As of July 26, the Centers for Disease Control and Prevention (CDC) reports a total of 286 people in 15 states have been infected with a parasite called Cyclospora, an increase of 120 people in the last week alone.
So far, there have been 11 hospitalizations but no deaths associated with this outbreak. The parasite has been linked to salads from McDonald’s.
So what is this parasite, and why are the numbers still increasing?
What is Cyclospora?
Cyclospora is a parasite found in contaminated food or water — which in the U.S. can mean fresh produce — and causes a short-term illness known as Cyclosporiasis.
The parasite isn’t typically transmitted from one person to another, but rather, makes people sick after it is ingested.
What are the signs of an infection?
Once someone ingests food or water contaminated with Cyclospora, symptoms of the infection may not begin until about a week later, sometimes even up to two weeks.
The symptoms include copious, sometimes explosive, watery diarrhea, low-grade fever, cramping or bloating with increased gas, nausea, and tiredness. These symptoms can last anywhere from one to several weeks.

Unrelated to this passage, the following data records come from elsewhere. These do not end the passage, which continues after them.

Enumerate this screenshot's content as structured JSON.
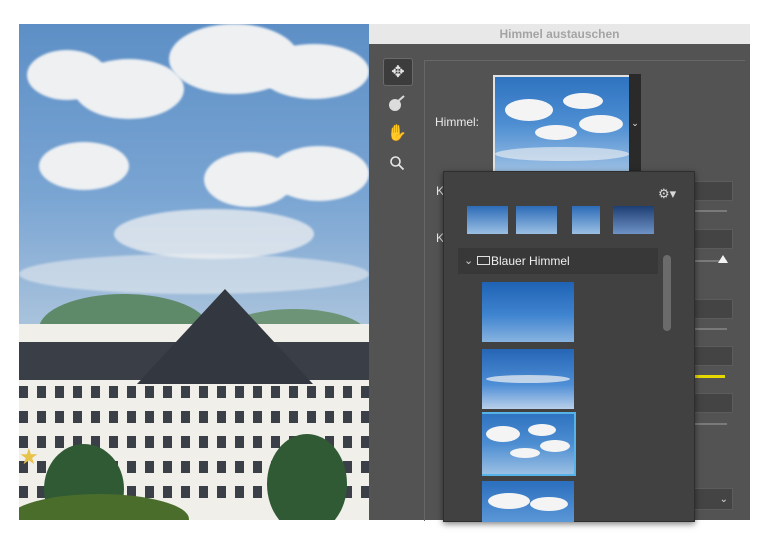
{
  "panel": {
    "title": "Himmel austauschen",
    "sky_label": "Himmel:",
    "truncated_labels": [
      "K",
      "K"
    ],
    "gear_icon": "gear-icon",
    "folder": {
      "label": "Blauer Himmel",
      "expanded": true
    },
    "tools": [
      "move-icon",
      "brush-icon",
      "hand-icon",
      "zoom-icon"
    ],
    "accent": "#55b3e8"
  }
}
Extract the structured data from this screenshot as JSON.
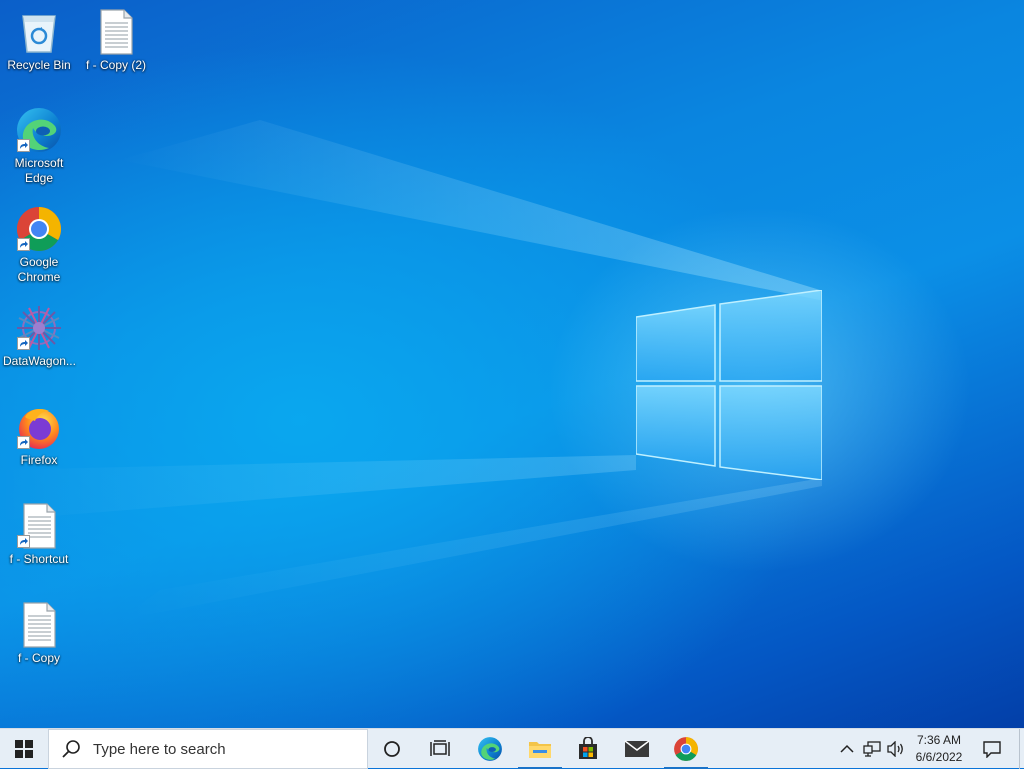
{
  "desktop": {
    "icons": [
      {
        "label": "Recycle Bin",
        "icon": "recycle-bin-icon",
        "shortcut": false
      },
      {
        "label": "f - Copy (2)",
        "icon": "text-document-icon",
        "shortcut": false
      },
      {
        "label": "Microsoft Edge",
        "icon": "edge-icon",
        "shortcut": true
      },
      {
        "label": "Google Chrome",
        "icon": "chrome-icon",
        "shortcut": true
      },
      {
        "label": "DataWagon...",
        "icon": "datawagon-icon",
        "shortcut": true
      },
      {
        "label": "Firefox",
        "icon": "firefox-icon",
        "shortcut": true
      },
      {
        "label": "f - Shortcut",
        "icon": "text-document-icon",
        "shortcut": true
      },
      {
        "label": "f - Copy",
        "icon": "text-document-icon",
        "shortcut": false
      }
    ]
  },
  "taskbar": {
    "search_placeholder": "Type here to search",
    "pinned": [
      {
        "name": "cortana",
        "icon": "circle-icon"
      },
      {
        "name": "task-view",
        "icon": "task-view-icon"
      },
      {
        "name": "edge",
        "icon": "edge-icon",
        "active": false
      },
      {
        "name": "file-explorer",
        "icon": "folder-icon",
        "active": true
      },
      {
        "name": "store",
        "icon": "store-icon",
        "active": false
      },
      {
        "name": "mail",
        "icon": "mail-icon",
        "active": false
      },
      {
        "name": "chrome",
        "icon": "chrome-icon",
        "active": true
      }
    ],
    "tray": {
      "time": "7:36 AM",
      "date": "6/6/2022"
    }
  },
  "colors": {
    "accent": "#1a73c9",
    "taskbar_bg": "#e6eef6",
    "desktop_blue": "#0a74d8"
  }
}
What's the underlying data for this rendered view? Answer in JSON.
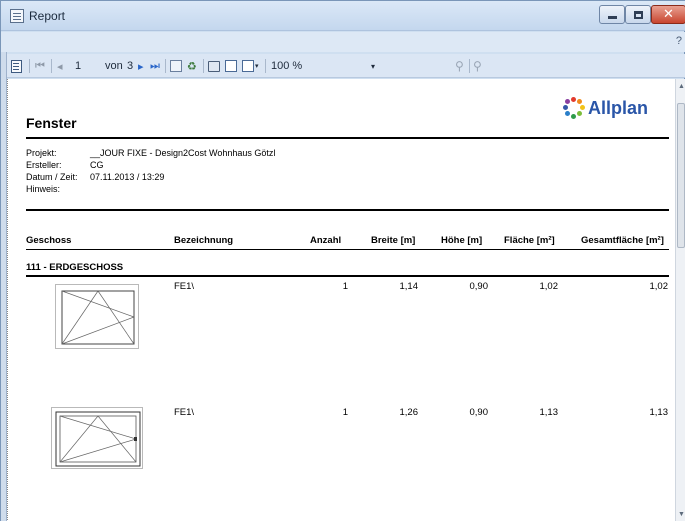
{
  "window": {
    "title": "Report",
    "help": "?"
  },
  "toolbar": {
    "page_current": "1",
    "page_of_label": "von",
    "page_total": "3",
    "zoom": "100 %"
  },
  "report": {
    "title": "Fenster",
    "logo_text": "Allplan",
    "meta": [
      {
        "key": "Projekt:",
        "value": "__JOUR FIXE - Design2Cost Wohnhaus Götzl"
      },
      {
        "key": "Ersteller:",
        "value": "CG"
      },
      {
        "key": "Datum / Zeit:",
        "value": "07.11.2013  /  13:29"
      },
      {
        "key": "Hinweis:",
        "value": ""
      }
    ],
    "columns": [
      "Geschoss",
      "Bezeichnung",
      "Anzahl",
      "Breite [m]",
      "Höhe [m]",
      "Fläche [m²]",
      "Gesamtfläche [m²]"
    ],
    "group": "111 - ERDGESCHOSS",
    "rows": [
      {
        "bezeichnung": "FE1\\",
        "anzahl": "1",
        "breite": "1,14",
        "hoehe": "0,90",
        "flaeche": "1,02",
        "gesamt": "1,02"
      },
      {
        "bezeichnung": "FE1\\",
        "anzahl": "1",
        "breite": "1,26",
        "hoehe": "0,90",
        "flaeche": "1,13",
        "gesamt": "1,13"
      }
    ]
  },
  "colors": {
    "title_bar": "#c4d7ee",
    "close_button": "#c8452f",
    "logo_blue": "#2a56a8"
  }
}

Without treatment, symptoms can come and go for several months.